The Wizards tab appears when an element that has supporting wizards is selected. The number of wizards available varies depending on the selected element.
Logi Studio provides convenience and efficiency for developers. It includes many features added in direct response to requests from our developer community. General features include:
- Wizards - More than 50 wizards are provided to help you create applications and visualizations, and to accomplish other activities.
- Multiple-Document Editor - The Workspace panel allows multiple files of different file types to be opened simultaneously, including report and process definitions, style sheets, script files, and XML data files. Elements and attribute values can be easily copied between definitions.
- Support File Editing - Studio's internal support file editor provides improved editing and intelligent formatting of the source material based on file type. Features include line numbering, collapsible code regions, and syntax-specific highlighting.
- Global Search and Replace - The editor's Find and Replace feature supports current document and cross-document searching using a variety of criteria.
- Attribute Spy - This feature displays in the element tree, next to all relevant elements, their values for a selected attribute. For example, this feature allows you to quickly see which style class has been assigned to each element.
- Tree-based Element Selection - Child elements can be selected and added to the element tree either from the Element Toolbox panel or by right-clicking a parent element and selecting from the popup menu that appears.
- Intelligent Code and Token Completion - The task of entering tokens in attribute values is simplified by this feature, which dynamically presents selection lists for token types and appropriate identifiers in a drop-down list.
- Attribute Value Selection Lists - Values can be selected from drop-down lists for attributes with discrete sets of value options, such as True/False, Percent/Pixels, etc.
- Color Picker Tool - Attribute color values can be selected from a "color picker" tool, which can be opened from the attribute value.
- Test Parameters Panel - Parameters used in previews and tests remain accessible for easy use in the Test Parameters panel.
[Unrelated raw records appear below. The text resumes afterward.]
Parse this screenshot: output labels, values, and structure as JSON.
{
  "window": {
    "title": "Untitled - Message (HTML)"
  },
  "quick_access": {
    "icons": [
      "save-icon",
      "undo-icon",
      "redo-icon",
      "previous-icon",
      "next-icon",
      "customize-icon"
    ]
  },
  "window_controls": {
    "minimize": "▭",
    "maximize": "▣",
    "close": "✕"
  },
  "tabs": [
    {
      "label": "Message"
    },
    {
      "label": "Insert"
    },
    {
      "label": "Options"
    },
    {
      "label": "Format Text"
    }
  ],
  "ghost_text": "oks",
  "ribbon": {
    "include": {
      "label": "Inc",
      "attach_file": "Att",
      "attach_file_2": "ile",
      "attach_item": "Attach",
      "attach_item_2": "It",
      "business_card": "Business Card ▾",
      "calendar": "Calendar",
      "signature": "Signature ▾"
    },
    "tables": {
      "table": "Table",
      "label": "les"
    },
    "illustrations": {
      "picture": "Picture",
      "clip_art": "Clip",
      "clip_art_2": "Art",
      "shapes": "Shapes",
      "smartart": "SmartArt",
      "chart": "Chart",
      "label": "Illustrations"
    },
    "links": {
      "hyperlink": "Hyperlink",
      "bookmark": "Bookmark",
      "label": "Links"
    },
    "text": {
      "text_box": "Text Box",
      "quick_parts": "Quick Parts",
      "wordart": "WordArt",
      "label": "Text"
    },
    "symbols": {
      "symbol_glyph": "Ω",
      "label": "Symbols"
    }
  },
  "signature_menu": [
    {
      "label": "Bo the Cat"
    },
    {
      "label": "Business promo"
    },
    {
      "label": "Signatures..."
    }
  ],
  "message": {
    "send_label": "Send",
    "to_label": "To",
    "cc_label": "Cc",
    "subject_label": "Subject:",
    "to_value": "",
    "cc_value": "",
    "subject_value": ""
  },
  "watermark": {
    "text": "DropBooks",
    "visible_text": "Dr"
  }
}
- Element Copy/Paste and Drag/Drop - Multiple elements can be selected at once in the element tree and copied, moved, or deleted.
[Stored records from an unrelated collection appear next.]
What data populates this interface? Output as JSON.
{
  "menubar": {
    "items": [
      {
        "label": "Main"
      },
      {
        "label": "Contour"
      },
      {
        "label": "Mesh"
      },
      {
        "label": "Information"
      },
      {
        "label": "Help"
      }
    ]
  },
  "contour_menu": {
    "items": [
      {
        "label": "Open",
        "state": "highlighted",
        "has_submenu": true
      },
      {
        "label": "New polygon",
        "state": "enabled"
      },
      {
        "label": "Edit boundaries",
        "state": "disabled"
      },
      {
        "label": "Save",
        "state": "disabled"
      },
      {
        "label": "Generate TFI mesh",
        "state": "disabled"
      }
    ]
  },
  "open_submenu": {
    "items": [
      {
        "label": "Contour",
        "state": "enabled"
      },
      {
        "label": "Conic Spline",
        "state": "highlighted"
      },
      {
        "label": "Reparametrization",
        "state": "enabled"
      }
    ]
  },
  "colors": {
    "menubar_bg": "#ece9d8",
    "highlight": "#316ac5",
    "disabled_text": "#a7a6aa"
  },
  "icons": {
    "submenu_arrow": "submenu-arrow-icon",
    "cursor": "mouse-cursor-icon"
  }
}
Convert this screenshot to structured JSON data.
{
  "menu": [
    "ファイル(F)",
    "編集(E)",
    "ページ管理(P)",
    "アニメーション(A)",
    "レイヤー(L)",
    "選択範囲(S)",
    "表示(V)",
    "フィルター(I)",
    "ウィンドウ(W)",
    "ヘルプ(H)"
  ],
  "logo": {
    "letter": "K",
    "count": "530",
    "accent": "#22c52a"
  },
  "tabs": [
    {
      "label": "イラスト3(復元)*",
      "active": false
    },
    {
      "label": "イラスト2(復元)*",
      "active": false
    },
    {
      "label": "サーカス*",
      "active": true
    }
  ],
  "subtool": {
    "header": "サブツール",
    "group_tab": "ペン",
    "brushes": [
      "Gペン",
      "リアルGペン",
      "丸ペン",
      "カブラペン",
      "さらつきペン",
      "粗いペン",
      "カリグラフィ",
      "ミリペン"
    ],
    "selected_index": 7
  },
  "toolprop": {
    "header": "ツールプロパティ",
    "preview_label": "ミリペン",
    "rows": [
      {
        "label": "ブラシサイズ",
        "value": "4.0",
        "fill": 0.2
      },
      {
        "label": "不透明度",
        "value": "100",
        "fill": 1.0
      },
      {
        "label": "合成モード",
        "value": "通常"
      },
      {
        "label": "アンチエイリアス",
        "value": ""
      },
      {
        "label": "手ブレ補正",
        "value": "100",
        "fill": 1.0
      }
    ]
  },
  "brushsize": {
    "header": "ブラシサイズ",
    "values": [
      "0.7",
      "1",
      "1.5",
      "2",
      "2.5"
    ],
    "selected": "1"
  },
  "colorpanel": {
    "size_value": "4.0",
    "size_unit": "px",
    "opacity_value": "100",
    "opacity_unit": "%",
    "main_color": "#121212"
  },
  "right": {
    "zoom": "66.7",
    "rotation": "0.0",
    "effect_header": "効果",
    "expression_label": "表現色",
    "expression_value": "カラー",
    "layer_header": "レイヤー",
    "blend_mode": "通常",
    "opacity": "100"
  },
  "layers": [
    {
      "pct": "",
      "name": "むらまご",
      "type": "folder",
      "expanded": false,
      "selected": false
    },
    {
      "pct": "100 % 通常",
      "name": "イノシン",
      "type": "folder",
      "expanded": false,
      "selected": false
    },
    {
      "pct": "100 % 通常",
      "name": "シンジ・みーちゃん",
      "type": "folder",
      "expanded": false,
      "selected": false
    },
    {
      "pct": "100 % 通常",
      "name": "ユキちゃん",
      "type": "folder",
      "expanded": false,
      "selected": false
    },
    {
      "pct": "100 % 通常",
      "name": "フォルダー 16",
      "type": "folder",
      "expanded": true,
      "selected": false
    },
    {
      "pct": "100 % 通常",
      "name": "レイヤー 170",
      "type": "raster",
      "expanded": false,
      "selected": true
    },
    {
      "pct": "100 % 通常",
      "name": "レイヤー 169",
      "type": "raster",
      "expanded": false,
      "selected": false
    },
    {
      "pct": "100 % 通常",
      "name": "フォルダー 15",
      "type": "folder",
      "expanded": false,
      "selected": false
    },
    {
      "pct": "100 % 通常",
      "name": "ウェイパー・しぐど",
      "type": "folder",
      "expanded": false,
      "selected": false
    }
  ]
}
- Query Tools - The Query Builder is a separate dialog box that allows queries to be created from graphic table representations, using drag-and-drop techniques. SQL statements can be extended across multiple lines, allowing more complex statements. In addition, statements can be tested by selecting them and pressing F5; the operation will be limited to just the selected portions of the query statement.
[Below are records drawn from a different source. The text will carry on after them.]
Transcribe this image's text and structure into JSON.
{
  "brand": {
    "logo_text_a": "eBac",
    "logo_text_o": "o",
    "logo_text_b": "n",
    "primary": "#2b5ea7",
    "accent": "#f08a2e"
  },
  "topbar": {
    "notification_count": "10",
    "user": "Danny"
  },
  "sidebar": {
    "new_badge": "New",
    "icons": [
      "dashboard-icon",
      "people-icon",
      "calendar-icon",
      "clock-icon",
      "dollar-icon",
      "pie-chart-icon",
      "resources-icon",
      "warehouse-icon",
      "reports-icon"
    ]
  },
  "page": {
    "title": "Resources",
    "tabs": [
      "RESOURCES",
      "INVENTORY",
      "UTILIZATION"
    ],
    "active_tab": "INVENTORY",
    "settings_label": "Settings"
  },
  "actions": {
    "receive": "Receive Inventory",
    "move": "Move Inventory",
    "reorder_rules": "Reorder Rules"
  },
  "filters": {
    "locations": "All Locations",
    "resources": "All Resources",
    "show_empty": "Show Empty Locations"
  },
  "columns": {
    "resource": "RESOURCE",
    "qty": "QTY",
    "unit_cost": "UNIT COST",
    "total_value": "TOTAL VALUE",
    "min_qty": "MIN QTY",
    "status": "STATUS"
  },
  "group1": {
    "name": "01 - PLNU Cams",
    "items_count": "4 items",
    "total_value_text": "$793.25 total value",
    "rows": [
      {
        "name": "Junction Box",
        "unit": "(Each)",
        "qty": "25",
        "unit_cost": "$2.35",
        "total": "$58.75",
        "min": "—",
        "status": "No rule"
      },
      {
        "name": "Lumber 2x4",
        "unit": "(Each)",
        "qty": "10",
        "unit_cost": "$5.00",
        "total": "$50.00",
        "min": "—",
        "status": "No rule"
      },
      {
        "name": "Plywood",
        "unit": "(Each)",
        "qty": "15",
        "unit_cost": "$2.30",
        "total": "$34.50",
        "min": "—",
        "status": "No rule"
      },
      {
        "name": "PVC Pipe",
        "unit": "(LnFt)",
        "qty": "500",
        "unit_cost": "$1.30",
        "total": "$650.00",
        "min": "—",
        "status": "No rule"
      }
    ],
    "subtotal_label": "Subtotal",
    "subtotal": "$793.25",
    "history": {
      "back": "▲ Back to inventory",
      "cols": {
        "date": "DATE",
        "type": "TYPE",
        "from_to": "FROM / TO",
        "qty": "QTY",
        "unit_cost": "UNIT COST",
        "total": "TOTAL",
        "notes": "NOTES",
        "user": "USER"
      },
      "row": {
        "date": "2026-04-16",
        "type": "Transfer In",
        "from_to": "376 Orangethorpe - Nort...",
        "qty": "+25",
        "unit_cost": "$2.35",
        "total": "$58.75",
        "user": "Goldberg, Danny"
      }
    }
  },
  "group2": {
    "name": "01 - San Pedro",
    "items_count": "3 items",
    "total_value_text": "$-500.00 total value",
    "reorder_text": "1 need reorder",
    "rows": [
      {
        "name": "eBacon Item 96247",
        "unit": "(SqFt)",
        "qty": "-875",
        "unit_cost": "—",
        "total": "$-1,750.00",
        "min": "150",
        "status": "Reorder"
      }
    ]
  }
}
- Attribute Display Order - Element attributes can be viewed listed either in functional groups or sorted alphabetically.
- Database Browser - This handy utility launches from the toolbar and allows browsing of the structure and data in connected databases. It's also a non-modal window, so it can be kept open and referred to it while working with elements and attributes.
- Style Class Selector - This utility, shown as the first option in a the drop-down list of available classes for any Class attribute, appears as a dialog box and displays available classes and previews their effects as each is selected. Classes can also be edited right in place in the dialog box.
- Deployment Tool - Allows you to easily deploy Logi applications by copying their files to local or shared network drives, or using one of three flavors of FTP (regular, SSL, or SSH).
Detailed information about how to use Studio is available in our document Use Studio 11.